The problem: Only the lines of the data holding the string "Deenver" need to be returned.

---------- Data extract ----------

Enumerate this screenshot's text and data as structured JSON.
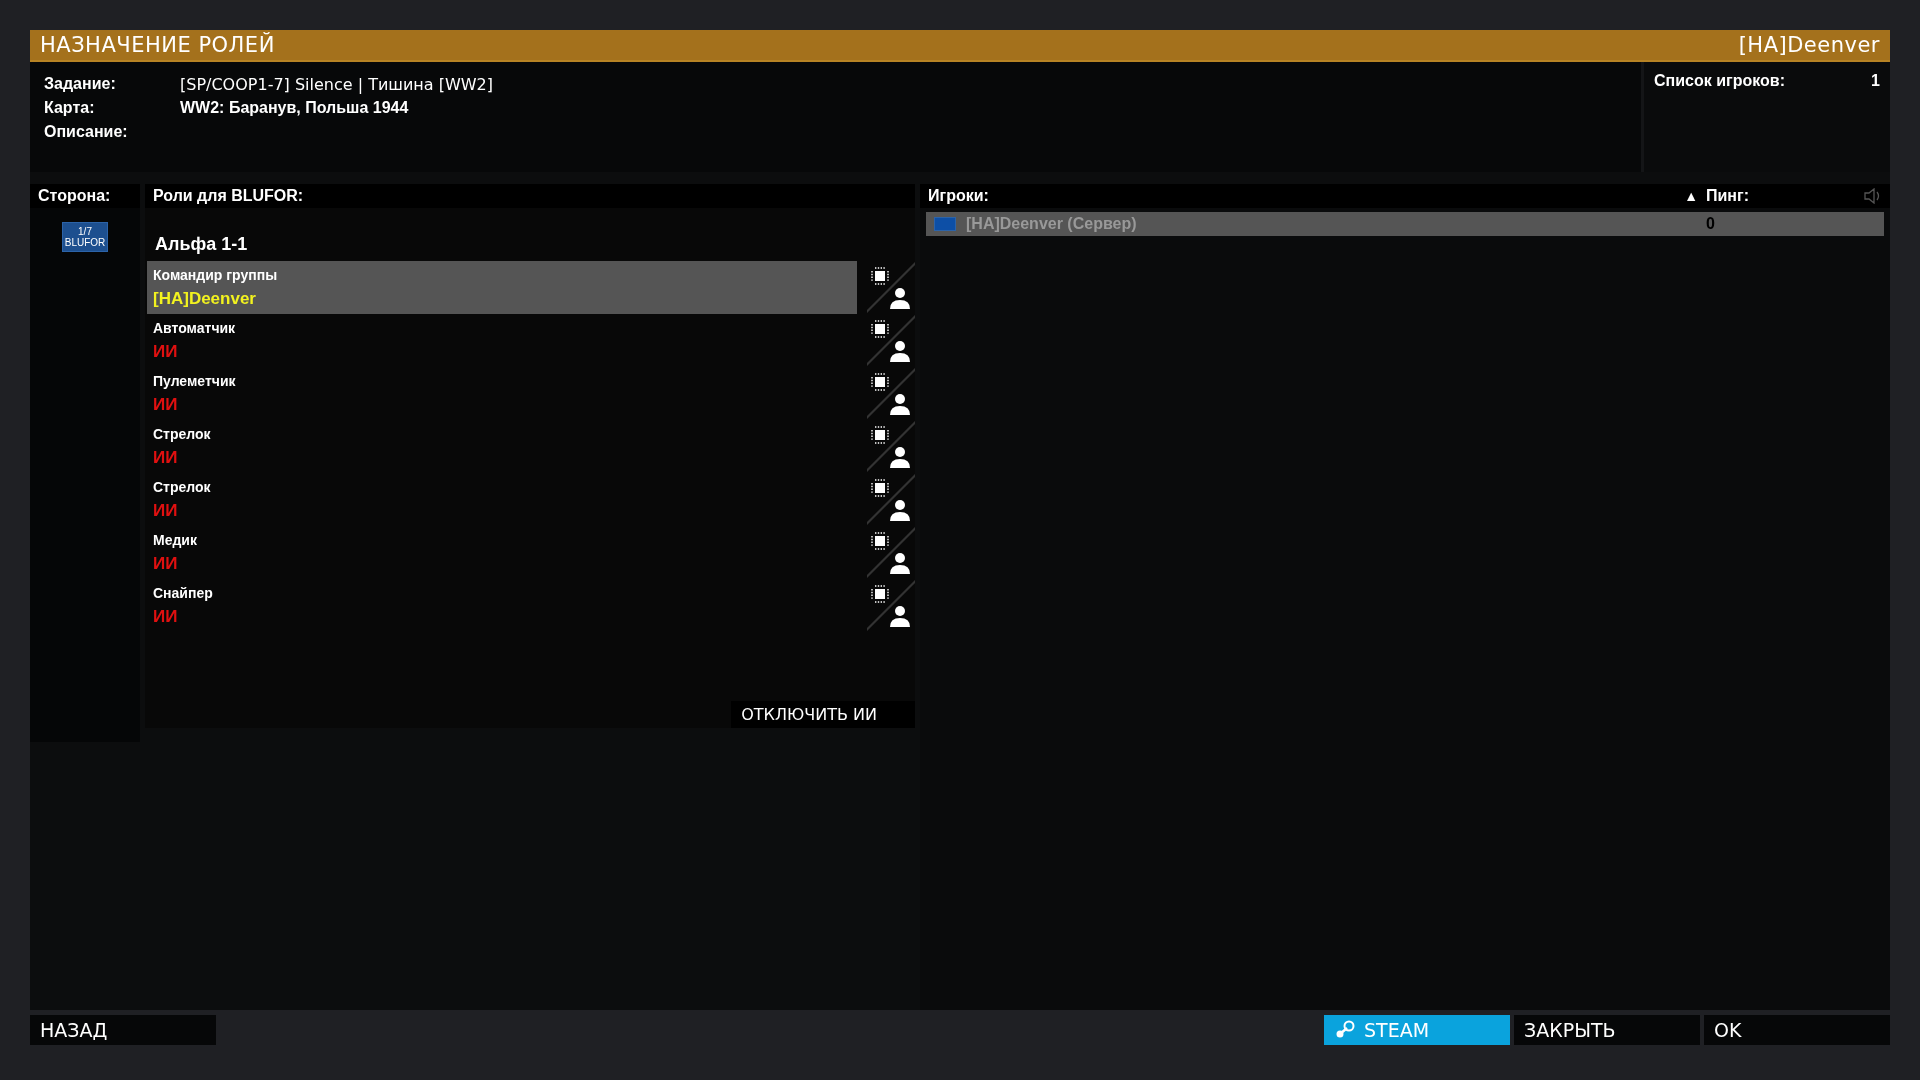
{
  "window": {
    "title": "НАЗНАЧЕНИЕ РОЛЕЙ",
    "user": "[HA]Deenver"
  },
  "mission": {
    "fields": [
      {
        "label": "Задание:",
        "value": "[SP/COOP1-7] Silence | Тишина [WW2]",
        "kind": "light"
      },
      {
        "label": "Карта:",
        "value": "WW2: Баранув, Польша 1944",
        "kind": "bold"
      },
      {
        "label": "Описание:"
      }
    ],
    "player_list_label": "Список игроков:",
    "player_count": "1"
  },
  "sides": {
    "heading": "Сторона:",
    "items": [
      {
        "count": "1/7",
        "name": "BLUFOR",
        "selected": true
      }
    ]
  },
  "roles": {
    "heading": "Роли для BLUFOR:",
    "group": "Альфа 1-1",
    "items": [
      {
        "role": "Командир группы",
        "occupant": "[HA]Deenver",
        "kind": "player",
        "selected": true
      },
      {
        "role": "Автоматчик",
        "occupant": "ИИ",
        "kind": "ai",
        "selected": false
      },
      {
        "role": "Пулеметчик",
        "occupant": "ИИ",
        "kind": "ai",
        "selected": false
      },
      {
        "role": "Стрелок",
        "occupant": "ИИ",
        "kind": "ai",
        "selected": false
      },
      {
        "role": "Стрелок",
        "occupant": "ИИ",
        "kind": "ai",
        "selected": false
      },
      {
        "role": "Медик",
        "occupant": "ИИ",
        "kind": "ai",
        "selected": false
      },
      {
        "role": "Снайпер",
        "occupant": "ИИ",
        "kind": "ai",
        "selected": false
      }
    ],
    "disable_ai_button": "ОТКЛЮЧИТЬ ИИ"
  },
  "players": {
    "heading": "Игроки:",
    "sort_arrow": "▲",
    "ping_heading": "Пинг:",
    "rows": [
      {
        "name": "[HA]Deenver (Сервер)",
        "ping": "0",
        "selected": true
      }
    ]
  },
  "buttons": [
    {
      "label": "НАЗАД",
      "kind": "plain"
    },
    {
      "label": "STEAM",
      "kind": "steam"
    },
    {
      "label": "ЗАКРЫТЬ",
      "kind": "plain"
    },
    {
      "label": "OK",
      "kind": "plain"
    }
  ]
}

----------

Your response:
    "user": "[HA]Deenver"
        "occupant": "[HA]Deenver",
        "name": "[HA]Deenver (Сервер)",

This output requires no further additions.